The aim was to highlight the need to integrate disabled people into society and to stop closeting them in specialist institutions.

The European Commission had lent its support in the form of a team of interpreters.

A major incident occurred on the last day of the conference.

Just as a German professor was about to deliver a lengthy paper in the stilted fashion typical of such occasions, the conference centre’s huge auditorium was slowly invaded by a procession of people who turned out to be the subjects of debate themselves.

Awkwardly (holding some of the banners back to front), the demonstrators make their way to the podium and demand to be heard.

The organisers, visibly disconcerted, hastily improvise a disjointed discussion with the representatives of the troublemakers.

I use this term advisedly, since their words show how the simplest messages can sometimes produce the greatest effects.

The discussion goes reasonably well. Its leitmotif is heartfelt protest: the conference is harping on interminably about the disabled without giving them the slightest opportunity to have their say; they had been brought to Hamburg only to be hidden away in families or host institutions.

Five or six protesters take the floor, and then finally it is the turn of a young Englishwoman.

I cannot forget her: I can still see her, standing quite a long way from the microphone, physically unprepossessing in a creased raincoat. She speaks with difficulty like the others; like the others, she is intimidated but determined.

I don’t know why, but she captivates her audience.

After a long while, she ends her speech which she seemed to be reading from a misshapen scrap of paper that she pulls this way and that.

The improvised “moderator” thanks her and invites her to sit down. To this she immediately replies brusquely: “I haven’t finished”.

After a very long silence, I translate: “I have something more to say”.

She continues after hesitating at length and taking her courage in both hands. She speaks with all the strength of her conviction, clearly and distinctly: “I would like to say… that I want to get married and have children”.

I cannot and would not wish to describe my state of mind after having interpreted those few words. But I realised instantly that that brief moment had conferred on me the distinct honour of being the voice of someone who does not have the right to speak.

That incident has remained to this day the culminating moment of my professional life.

Some time ago, I happened to learn from a television programme that, under certain circumstances and subject to careful supervision by social workers, some countries including France allow mentally handicapped people to have families.

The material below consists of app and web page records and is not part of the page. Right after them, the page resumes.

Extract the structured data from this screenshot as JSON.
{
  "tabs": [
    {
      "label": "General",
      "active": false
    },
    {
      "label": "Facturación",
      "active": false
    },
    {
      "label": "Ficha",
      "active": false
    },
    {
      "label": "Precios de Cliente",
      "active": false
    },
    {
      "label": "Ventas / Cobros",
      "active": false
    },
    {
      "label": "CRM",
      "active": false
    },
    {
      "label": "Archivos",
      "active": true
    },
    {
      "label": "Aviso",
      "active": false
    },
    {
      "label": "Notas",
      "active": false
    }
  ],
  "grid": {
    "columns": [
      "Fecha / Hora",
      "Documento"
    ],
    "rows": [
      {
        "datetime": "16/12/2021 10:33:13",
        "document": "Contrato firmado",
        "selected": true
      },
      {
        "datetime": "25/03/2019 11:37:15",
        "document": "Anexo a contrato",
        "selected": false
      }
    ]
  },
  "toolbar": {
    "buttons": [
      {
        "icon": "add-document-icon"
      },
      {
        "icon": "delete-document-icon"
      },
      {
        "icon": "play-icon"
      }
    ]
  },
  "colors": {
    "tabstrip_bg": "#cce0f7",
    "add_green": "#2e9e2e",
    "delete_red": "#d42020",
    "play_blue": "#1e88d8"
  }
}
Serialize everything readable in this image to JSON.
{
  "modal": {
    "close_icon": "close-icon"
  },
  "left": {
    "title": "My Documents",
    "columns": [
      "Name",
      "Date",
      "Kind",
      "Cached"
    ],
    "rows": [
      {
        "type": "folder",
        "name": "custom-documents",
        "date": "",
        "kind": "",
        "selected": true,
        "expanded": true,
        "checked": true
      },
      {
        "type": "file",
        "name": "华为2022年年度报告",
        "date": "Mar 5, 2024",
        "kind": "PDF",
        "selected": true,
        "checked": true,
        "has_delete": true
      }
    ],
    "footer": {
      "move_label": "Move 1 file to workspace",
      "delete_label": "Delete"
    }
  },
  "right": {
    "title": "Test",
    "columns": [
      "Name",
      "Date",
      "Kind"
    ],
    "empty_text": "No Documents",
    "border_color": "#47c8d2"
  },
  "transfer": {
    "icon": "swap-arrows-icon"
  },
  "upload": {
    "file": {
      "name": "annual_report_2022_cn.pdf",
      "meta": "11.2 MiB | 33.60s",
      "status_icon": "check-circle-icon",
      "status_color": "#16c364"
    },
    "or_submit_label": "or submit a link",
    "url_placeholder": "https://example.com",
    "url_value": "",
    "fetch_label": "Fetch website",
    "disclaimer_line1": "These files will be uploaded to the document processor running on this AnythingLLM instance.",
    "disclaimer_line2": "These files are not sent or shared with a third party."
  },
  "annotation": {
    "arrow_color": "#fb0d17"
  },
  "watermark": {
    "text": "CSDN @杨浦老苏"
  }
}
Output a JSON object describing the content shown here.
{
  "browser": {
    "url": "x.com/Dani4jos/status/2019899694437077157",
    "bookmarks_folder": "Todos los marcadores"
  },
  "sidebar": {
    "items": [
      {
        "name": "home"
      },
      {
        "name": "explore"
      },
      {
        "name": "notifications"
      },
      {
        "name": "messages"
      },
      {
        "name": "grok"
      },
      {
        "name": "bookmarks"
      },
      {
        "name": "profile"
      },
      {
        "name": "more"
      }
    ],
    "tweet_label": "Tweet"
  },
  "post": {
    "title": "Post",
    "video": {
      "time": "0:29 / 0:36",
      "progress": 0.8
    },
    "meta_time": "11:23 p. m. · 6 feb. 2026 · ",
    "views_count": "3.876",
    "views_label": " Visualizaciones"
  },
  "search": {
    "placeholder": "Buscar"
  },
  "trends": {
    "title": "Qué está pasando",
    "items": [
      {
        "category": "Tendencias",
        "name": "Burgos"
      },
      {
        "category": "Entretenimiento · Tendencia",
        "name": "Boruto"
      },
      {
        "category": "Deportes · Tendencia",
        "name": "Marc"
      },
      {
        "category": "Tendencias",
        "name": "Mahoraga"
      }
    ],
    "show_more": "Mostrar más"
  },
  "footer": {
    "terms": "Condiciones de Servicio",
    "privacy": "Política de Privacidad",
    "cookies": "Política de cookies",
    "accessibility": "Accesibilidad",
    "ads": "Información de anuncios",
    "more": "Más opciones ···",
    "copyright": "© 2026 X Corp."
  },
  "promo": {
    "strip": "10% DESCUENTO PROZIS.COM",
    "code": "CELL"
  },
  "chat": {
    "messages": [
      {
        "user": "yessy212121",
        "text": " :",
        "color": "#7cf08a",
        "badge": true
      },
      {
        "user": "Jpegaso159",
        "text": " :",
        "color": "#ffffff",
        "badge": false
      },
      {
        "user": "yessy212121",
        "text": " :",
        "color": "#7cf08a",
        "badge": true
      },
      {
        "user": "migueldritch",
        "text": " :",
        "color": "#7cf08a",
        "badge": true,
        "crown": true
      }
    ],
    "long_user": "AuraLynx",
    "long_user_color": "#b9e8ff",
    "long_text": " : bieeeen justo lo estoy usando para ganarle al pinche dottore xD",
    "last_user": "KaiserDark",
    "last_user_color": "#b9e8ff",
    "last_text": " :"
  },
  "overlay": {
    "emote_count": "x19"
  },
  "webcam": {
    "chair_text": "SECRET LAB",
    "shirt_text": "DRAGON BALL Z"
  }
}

I do not know that Englishwoman’s name or what became of her, but I am proud that her voice was heard.

All conference interpreters have an anecdote, an event, a striking incident or a tale to relate. To mark the Association’s 50th anniversary, the Bureau is assembling a collection aimed at illustrating the enormous variety and wealth of colleagues’ professional experience. Publication will take place initially in Communicate!.

Any interpreter wishing to do so may send an article (3 to 4 pages maximum) to Michel Lesseigne (338 Av Slegers, 1200 Bruxelles; Thank you to those colleagues who have already done so.

Recommended citation format:
Michel LESSEIGNE. "The lady’s voice". February 27, 2002. Accessed July 2, 2020. <>.